◆ What is needed ◆
In the records, find every line with the word "visible" and copy it out.

========================

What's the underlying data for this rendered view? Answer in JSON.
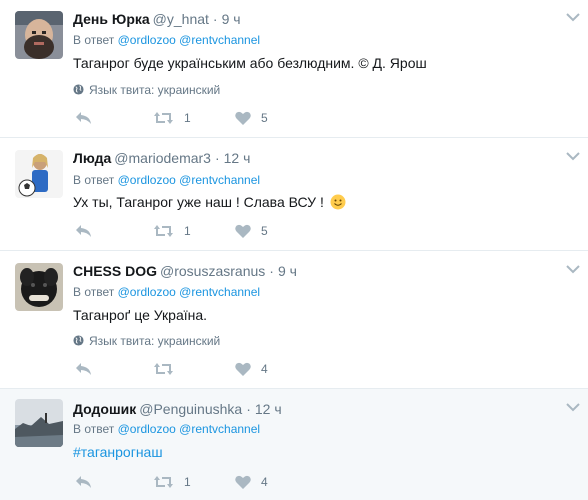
{
  "tweets": [
    {
      "name": "День Юрка",
      "handle": "@y_hnat",
      "time": "9 ч",
      "reply_prefix": "В ответ",
      "mentions": [
        "@ordlozoo",
        "@rentvchannel"
      ],
      "text": "Таганрог буде українським або безлюдним. © Д. Ярош",
      "language": "Язык твита: украинский",
      "retweets": "1",
      "likes": "5",
      "avatar": "bearded-man-photo"
    },
    {
      "name": "Люда",
      "handle": "@mariodemar3",
      "time": "12 ч",
      "reply_prefix": "В ответ",
      "mentions": [
        "@ordlozoo",
        "@rentvchannel"
      ],
      "text": "Ух ты, Таганрог уже наш ! Слава ВСУ !",
      "emoji": "slightly-smiling-face",
      "retweets": "1",
      "likes": "5",
      "avatar": "woman-with-soccer-ball-photo"
    },
    {
      "name": "CHESS DOG",
      "handle": "@rosuszasranus",
      "time": "9 ч",
      "reply_prefix": "В ответ",
      "mentions": [
        "@ordlozoo",
        "@rentvchannel"
      ],
      "text": "Таганроґ це Україна.",
      "language": "Язык твита: украинский",
      "retweets": "",
      "likes": "4",
      "avatar": "black-dog-photo"
    },
    {
      "name": "Додошик",
      "handle": "@Penguinushka",
      "time": "12 ч",
      "reply_prefix": "В ответ",
      "mentions": [
        "@ordlozoo",
        "@rentvchannel"
      ],
      "hashtag": "#таганрогнаш",
      "retweets": "1",
      "likes": "4",
      "avatar": "seaside-landscape-photo"
    }
  ],
  "colors": {
    "link": "#1b95e0",
    "secondary": "#657786",
    "text": "#14171a",
    "icon": "#aab8c2",
    "highlight_bg": "#f5f8fa"
  }
}
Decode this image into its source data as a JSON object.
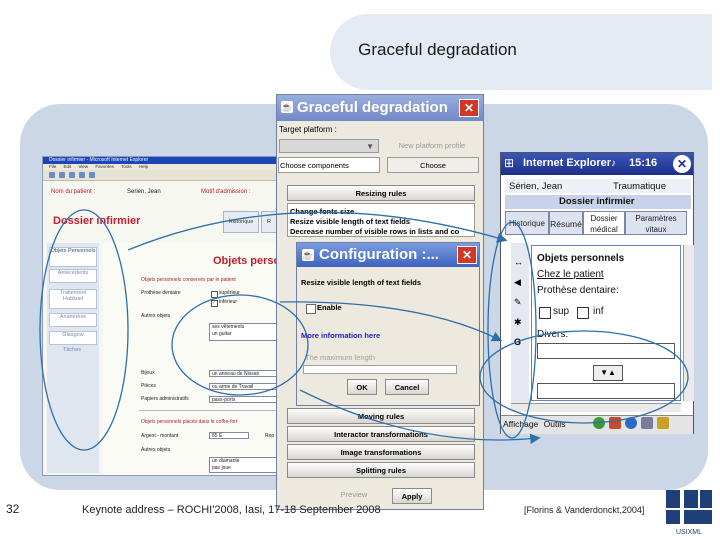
{
  "slide": {
    "title": "Graceful degradation",
    "slide_number": "32",
    "footer_text": "Keynote address – ROCHI'2008, Iasi, 17-18 September 2008",
    "citation": "[Florins & Vanderdonckt,2004]",
    "logo_text": "USIXML"
  },
  "ie_window": {
    "title": "Dossier infirmier - Microsoft Internet Explorer",
    "menu": "File Edit View Favorites Tools Help",
    "nom_label": "Nom du patient :",
    "nom_value": "Serien, Jean",
    "motif_label": "Motif d'admission :",
    "page_title": "Dossier infirmier",
    "tabs": [
      "Historique",
      "R"
    ],
    "nav": [
      "Objets Personnels",
      "Antécédents",
      "Traitement Habituel",
      "Anamnèse",
      "Glasgow",
      "Tâches"
    ],
    "section_title": "Objets perso",
    "subsection1": "Objets personnels conservés par le patient",
    "prothese_label": "Prothèse dentaire",
    "superieur": "supérieur",
    "inferieur": "inférieur",
    "autres_label": "Autres objets",
    "autres_values": [
      "ses vêtements",
      "un guitar"
    ],
    "bijoux_label": "Bijoux",
    "bijoux_value": "un anneau de Nissan",
    "pieces_label": "Pièces",
    "pieces_value": "ou arme de Travail",
    "papiers_label": "Papiers administratifs",
    "papiers_value": "pass-ports",
    "subsection2": "Objets personnels placés dans le coffre-fort",
    "argent_label": "Argent - montant",
    "argent_value": "85 E",
    "rep_label": "Rep",
    "autres2_label": "Autres objets",
    "autres2_values": [
      "un diamante",
      "pas joue"
    ]
  },
  "gd_dialog": {
    "title": "Graceful degradation",
    "target_label": "Target platform :",
    "new_platform": "New platform profile",
    "choose_components": "Choose components",
    "choose_button": "Choose",
    "resizing_rules": "Resizing rules",
    "options": [
      "Change fonts size",
      "Resize visible length of text fields",
      "Decrease number of visible rows in lists and co"
    ],
    "rules": [
      "Moving rules",
      "Interactor transformations",
      "Image transformations",
      "Splitting rules"
    ],
    "preview": "Preview",
    "apply": "Apply"
  },
  "config_dialog": {
    "title": "Configuration :...",
    "resize_label": "Resize visible length of text fields",
    "enable": "Enable",
    "more_info": "More information here",
    "max_length": "The maximum length",
    "ok": "OK",
    "cancel": "Cancel"
  },
  "ppc_window": {
    "title": "Internet Explorer",
    "time": "15:16",
    "patient": "Sérien, Jean",
    "motif": "Traumatique",
    "page_title": "Dossier infirmier",
    "tabs": [
      "Historique",
      "Résumé",
      "Dossier médical",
      "Paramètres vitaux"
    ],
    "objets": "Objets personnels",
    "chez": "Chez le patient",
    "prothese": "Prothèse dentaire:",
    "sup": "sup",
    "inf": "inf",
    "divers": "Divers:",
    "bottom": "Affichage Outils"
  }
}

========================

◆ Exercise answer ◆
      "Resize visible length of text fields",
      "Decrease number of visible rows in lists and co"
    "resize_label": "Resize visible length of text fields",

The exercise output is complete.